▶ **Problem statement**: Please output every line of the material as it stands, without the pictures.

******

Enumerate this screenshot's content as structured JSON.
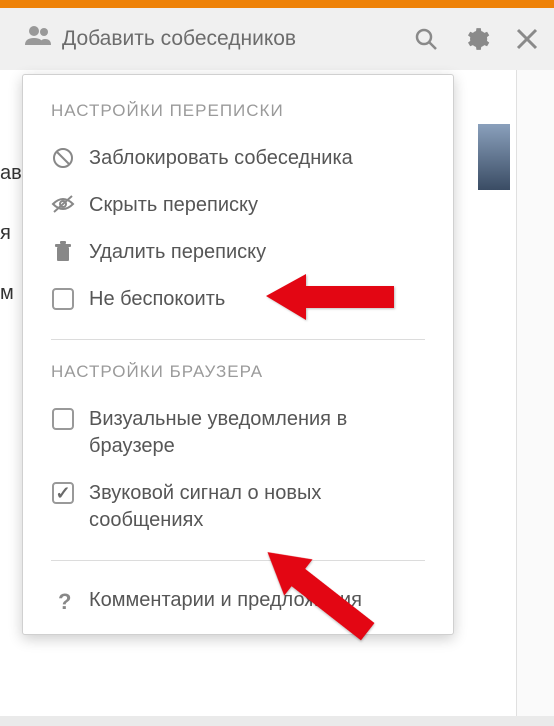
{
  "header": {
    "add_label": "Добавить собеседников"
  },
  "dropdown": {
    "section1_label": "НАСТРОЙКИ ПЕРЕПИСКИ",
    "items1": [
      {
        "label": "Заблокировать собеседника"
      },
      {
        "label": "Скрыть переписку"
      },
      {
        "label": "Удалить переписку"
      },
      {
        "label": "Не беспокоить"
      }
    ],
    "section2_label": "НАСТРОЙКИ БРАУЗЕРА",
    "items2": [
      {
        "label": "Визуальные уведомления в браузере"
      },
      {
        "label": "Звуковой сигнал о новых сообщениях"
      }
    ],
    "footer_label": "Комментарии и предложения"
  },
  "bg": {
    "tab1": "ав",
    "tab2": "я",
    "tab3": "м"
  },
  "colors": {
    "accent": "#ee8208",
    "arrow": "#e30613"
  }
}
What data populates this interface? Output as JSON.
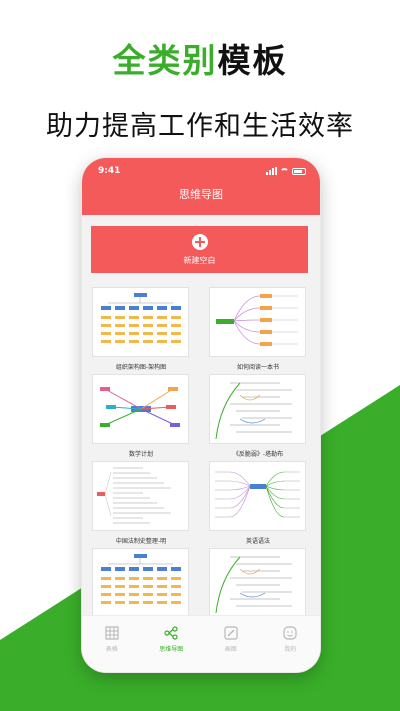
{
  "promo": {
    "headline_green": "全类别",
    "headline_black": "模板",
    "subline": "助力提高工作和生活效率"
  },
  "status": {
    "time": "9:41"
  },
  "app": {
    "title": "思维导图",
    "new_blank": "新建空白"
  },
  "templates": [
    {
      "name": "组织架构图-架构图",
      "style": "org"
    },
    {
      "name": "如何阅读一本书",
      "style": "tree"
    },
    {
      "name": "数学计划",
      "style": "radial"
    },
    {
      "name": "《反脆弱》-塔勒布",
      "style": "outline"
    },
    {
      "name": "中国法制史整理-明",
      "style": "doc"
    },
    {
      "name": "英语语法",
      "style": "branch"
    },
    {
      "name": "",
      "style": "org"
    },
    {
      "name": "",
      "style": "outline"
    }
  ],
  "tabs": [
    {
      "label": "表格",
      "icon": "table-icon",
      "active": false
    },
    {
      "label": "思维导图",
      "icon": "mindmap-icon",
      "active": true
    },
    {
      "label": "画图",
      "icon": "draw-icon",
      "active": false
    },
    {
      "label": "我的",
      "icon": "profile-icon",
      "active": false
    }
  ],
  "colors": {
    "accent_red": "#f45a5a",
    "brand_green": "#3aae2a"
  }
}
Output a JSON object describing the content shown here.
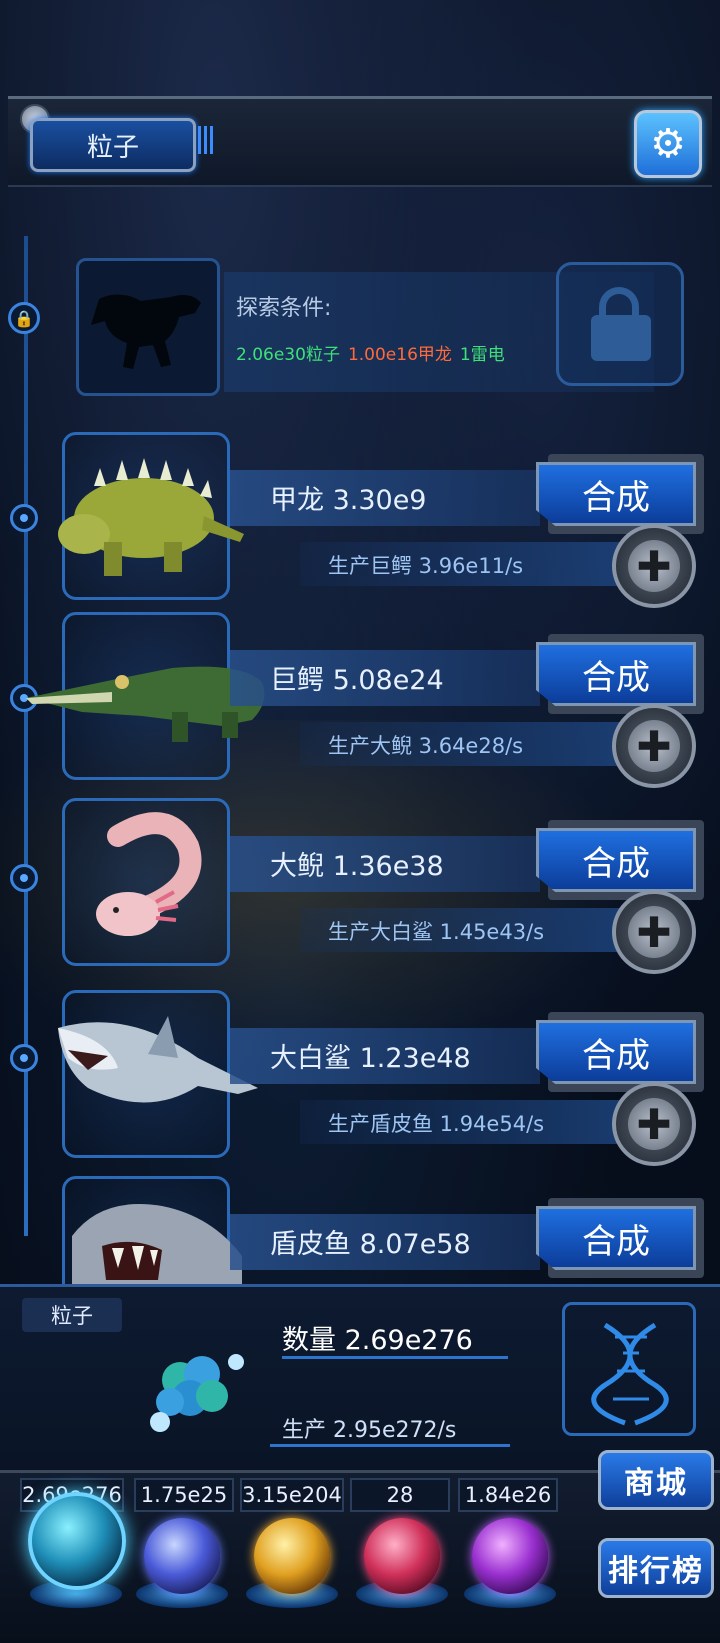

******

▶ **Result of this exercise**:
Enumerate this screenshot's content as structured JSON.
{
  "header": {
    "add_label": "Добавить собеседников"
  },
  "dropdown": {
    "section1_label": "НАСТРОЙКИ ПЕРЕПИСКИ",
    "items1": [
      {
        "label": "Заблокировать собеседника"
      },
      {
        "label": "Скрыть переписку"
      },
      {
        "label": "Удалить переписку"
      },
      {
        "label": "Не беспокоить"
      }
    ],
    "section2_label": "НАСТРОЙКИ БРАУЗЕРА",
    "items2": [
      {
        "label": "Визуальные уведомления в браузере"
      },
      {
        "label": "Звуковой сигнал о новых сообщениях"
      }
    ],
    "footer_label": "Комментарии и предложения"
  },
  "bg": {
    "tab1": "ав",
    "tab2": "я",
    "tab3": "м"
  },
  "colors": {
    "accent": "#ee8208",
    "arrow": "#e30613"
  }
}
What data populates this interface? Output as JSON.
{
  "promo": {
    "headline_green": "全类别",
    "headline_black": "模板",
    "subline": "助力提高工作和生活效率"
  },
  "status": {
    "time": "9:41"
  },
  "app": {
    "title": "思维导图",
    "new_blank": "新建空白"
  },
  "templates": [
    {
      "name": "组织架构图-架构图",
      "style": "org"
    },
    {
      "name": "如何阅读一本书",
      "style": "tree"
    },
    {
      "name": "数学计划",
      "style": "radial"
    },
    {
      "name": "《反脆弱》-塔勒布",
      "style": "outline"
    },
    {
      "name": "中国法制史整理-明",
      "style": "doc"
    },
    {
      "name": "英语语法",
      "style": "branch"
    },
    {
      "name": "",
      "style": "org"
    },
    {
      "name": "",
      "style": "outline"
    }
  ],
  "tabs": [
    {
      "label": "表格",
      "icon": "table-icon",
      "active": false
    },
    {
      "label": "思维导图",
      "icon": "mindmap-icon",
      "active": true
    },
    {
      "label": "画图",
      "icon": "draw-icon",
      "active": false
    },
    {
      "label": "我的",
      "icon": "profile-icon",
      "active": false
    }
  ],
  "colors": {
    "accent_red": "#f45a5a",
    "brand_green": "#3aae2a"
  }
}
Output a JSON object describing the content shown here.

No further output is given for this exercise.